PM Process: Product Vision
Three Rings for the Elven-kings under the sky,
Seven for the Dwarf-lords in their halls of stone,
Nine for Mortal Men doomed to die,
One for the Dark Lord on his dark throne
In the Land of Mordor, where the Shadows lie.
One Ring to rule them all, One Ring to find them,
One Ring to bring them all and in the darkness bind them
In the Land of Mordor, where the Shadows lie.
The above is the perfect description of the product called The One Ring of the JRR Tolkien fame. It is an almost perfect definition of a product; it describes the exact boundary and limitations of the product, yet not a product vision. There is no aspiration, no process to reach the goal, and no mention of competition.
Product Vision is for Sustained Competitive Advantage
When we discussed strategy, we delved into differentiating corporate strategy from being different from product’s competitive advantage. The vision captures it succinctly. A typical product vision should have the following elements:
- Aspirational goal to accomplish a task
- A methodology to meet the aspiration
- Differentiation from the competition.
For the sake of discussions, let’s use this one:
We shall provide
the best value to our customers
systematically optimizing costs
who are indifferent to the customer’s cause.
If you are a cost differentiator in generic strategy, the above is a likely product vision. The actual vision statements are more elaborate on the explanation of best value.
The product vision is the most valuable statement or document a product management organization owns; probably the only task of the product manager, which he cannot delegate. While inputs from everyone are welcome, if you are a product manager, you should ensure you own the vision and explain it to everyone in the organization or outside.
The user stories you write for agile teams to implement must adhere to the vision statement. For example, if your vision is on optimizing cost, it is obvious you cannot have significant touchpoints in support or professional services while installing or setting up the product. The user stories are so good on usability metrics that there are no overheads on writing significant documentation. The workflows are simple so that you do not need extensive training. If you never had a vision statement in place, it will be hard to judge the user stories against a benchmark. Most products are developed on their own by taking user feedback. As the product is there in the market, the companies try to aggregate and make a meaningful vision statement. It becomes harder; every time you fit the vision, you feel something is amiss. It is a reality that not all that is in the product does not align with the core vision. When I have faced unaligned features, I have funded the functionality as customizations separate from the core product. What is your approach to the same?

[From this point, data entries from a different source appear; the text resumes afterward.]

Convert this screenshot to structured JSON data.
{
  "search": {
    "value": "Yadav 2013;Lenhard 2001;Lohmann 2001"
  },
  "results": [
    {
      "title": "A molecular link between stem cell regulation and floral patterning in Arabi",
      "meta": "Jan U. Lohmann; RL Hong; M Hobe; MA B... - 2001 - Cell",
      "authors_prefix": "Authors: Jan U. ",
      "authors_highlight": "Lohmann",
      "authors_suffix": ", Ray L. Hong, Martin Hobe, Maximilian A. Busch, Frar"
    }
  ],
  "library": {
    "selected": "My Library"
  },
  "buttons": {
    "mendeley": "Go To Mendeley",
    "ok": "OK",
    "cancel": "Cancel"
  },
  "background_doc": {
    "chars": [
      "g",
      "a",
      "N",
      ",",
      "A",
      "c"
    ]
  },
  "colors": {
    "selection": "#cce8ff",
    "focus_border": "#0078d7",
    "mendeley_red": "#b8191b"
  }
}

Dissemination of the product vision to the rest of the organization is training. In short, product management ends up training the whole organization. What is interesting is many organizations misplace product training with vision dissemination. Telling the exact mouse clicks and user interface details in accomplishing a task should be left to the formal trainers or engineers who have developed the product. However, what is most important for a product manager, is to convey why the functionality is so significant to the overall product vision. If you are a small organization, you may not have the luxury of a trainer, and a product manager doubles up to the function of a trainer. But, is the product manager using the training as a platform to deliver the association of product vision to the product features?
Messaging is the external view of a product vision. So if you are messaging something, make sure you live up to it. A product has a market message, easy to use, easy to deploy, and easy to manage: a powerful statement and equally appealing brand promise. But, over the period, the product had expanded its footprint and added significant functionalities. There were inconsistencies in how the product behaved for each of the features. There was a matrix of feature combinations that sales engineers needed to carry to understand the feature compatibilities. And the worst happened when a competitor harped on this point and challenged the Easy claim position with a simplified product but with lesser features. Suddenly your messaging and positioning are being claimed by your competitor if you are not careful.
Sometimes exaggerated messages are passed on. These are not wrong or unethical unless outright dubious or false claims. For example, Pidilite, in a visual ad, showed an actor stuck to a cliff as a Fevicol adhesive jar was placed on the television. As soon as the adhesive jar was removed, the actor fell off the cliff. It is a clear exaggeration, yet an imaginary expression only for a fun element to the brand. It also tells Fevicol has the strongest bond in adhesives.
The product vision is a guiding principle on which the product rests. Indeed, the product vision is not a constant. As the market shifts, the vision needs to be reviewed and realigned to a new position. Vision realignment must be carried out once or twice a year. It should not be so frequent that it just seems tactical.